Except where noted, extras are ported over in standard-definition from the 2004 2-disc Collector's Edition DVD, starting with a serviceable feature-length commentary from McTiernan that covers the shoot in depth while revealing that Ventura had everyone fooled in terms of his intelligence. A subtitle-based trivia track by action-film historian Eric Lichtenfield (it sounds funny to say it, but I like his stuff a lot) includes transcriptions of recent Q&As conducted with the principals, from Predator's sibling screenwriters to various F/X techies. Turning the subtitles on underneath McTiernan's yakker actually offers a nice, comprehensive-feeling informational experience.
"If It Bleeds, We Can Kill It: The Making of Predator" (28 mins.) and "Inside the Predator," composed of seven featurettes (running about 33 mins. total), together constitute a fairly satisfying account of the production. In "new" (captured 2002-ish) and vintage interviews, McTiernan speaks about the absolute importance of knowledge of "space" in terms of "physical proximity and physical relationships" to the success of an action film. It doesn't seem like much of a statement as observations go from the guy behind two of the best American action films of all-time, but given the dearth of well- conceived and shot action movies in general, well, easier said than done. Rare footage of what the monster was supposed to look like before the intervention (via Arnie) of Stan Winston amuses, as does McTiernan's recollection of how his incredulous footage of a "guy in a red suit and stilts" convinced the muckety-mucks to pony up for Winston. Gratifyingly, in lieu of Arnie worship we get archival moments like Ventura boasting that he was very proud indeed to learn his bicep is one inch greater in circumference than that of the former Mr. Universe. There's a punchline to the story--one echoed by Carl Weathers as he recalls the macho brinkmanship of the picture. It's interesting to learn of James Cameron's role in Winston's creature design and I did like, too, the revelation that Landham could only be bonded if he had a full-time bodyguard--not for his protection, but for the protection of everyone else around him. You can't make this stuff up. Extensive camouflage and F/X tests start a roundup of odds and sods, followed by a brief deleted scene ("Arnold Schwarzenegger Fleeing the Predator"), then three outtakes that are generally clips of a superstar at the peak of his comfort and power, laughing it up and smoking stogies that Weathers reveals elsewhere Arnie got him addicted to. Four "Short Takes" (10 mins.) provide additional face time with McTiernan, Ventura, and Winston via clips that would've felt out of context in the retrospectives, while "A Predator Profile" is a text-based production notes sort of thing that goes hand-in-hand with an extensive stills gallery.

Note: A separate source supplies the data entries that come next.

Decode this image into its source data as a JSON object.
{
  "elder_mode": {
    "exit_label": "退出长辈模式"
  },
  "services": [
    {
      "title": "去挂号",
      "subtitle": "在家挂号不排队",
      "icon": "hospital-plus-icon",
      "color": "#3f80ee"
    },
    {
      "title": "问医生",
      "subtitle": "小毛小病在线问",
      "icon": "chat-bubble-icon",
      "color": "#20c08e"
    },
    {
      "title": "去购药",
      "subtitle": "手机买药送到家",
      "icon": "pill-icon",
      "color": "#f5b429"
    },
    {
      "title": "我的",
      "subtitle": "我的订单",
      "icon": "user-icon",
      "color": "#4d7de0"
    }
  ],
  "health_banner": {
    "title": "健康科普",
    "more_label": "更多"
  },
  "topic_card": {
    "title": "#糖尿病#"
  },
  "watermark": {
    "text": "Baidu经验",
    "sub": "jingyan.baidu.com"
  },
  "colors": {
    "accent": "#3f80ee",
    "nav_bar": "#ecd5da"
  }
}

Exclusive to this platter are HiDef trailers for Predator and Predator 2 as well as a one-minute HD teaser for the upcoming Predators and a curiously laconic 11-minute promotional featurette for same (ponderously titled "Predator: Evolution of a Species - Hunters of Extreme Perfection" and also HD) dominated by producer/screenwriter Robert Rodriguez, who explains the origins of this second proper sequel and tells the requisite meeting-Schwarzenegger anecdote. I dig Rodriguez here, maybe because he's not peddling his kids' refrigerator art. Originally published: July 6, 2010.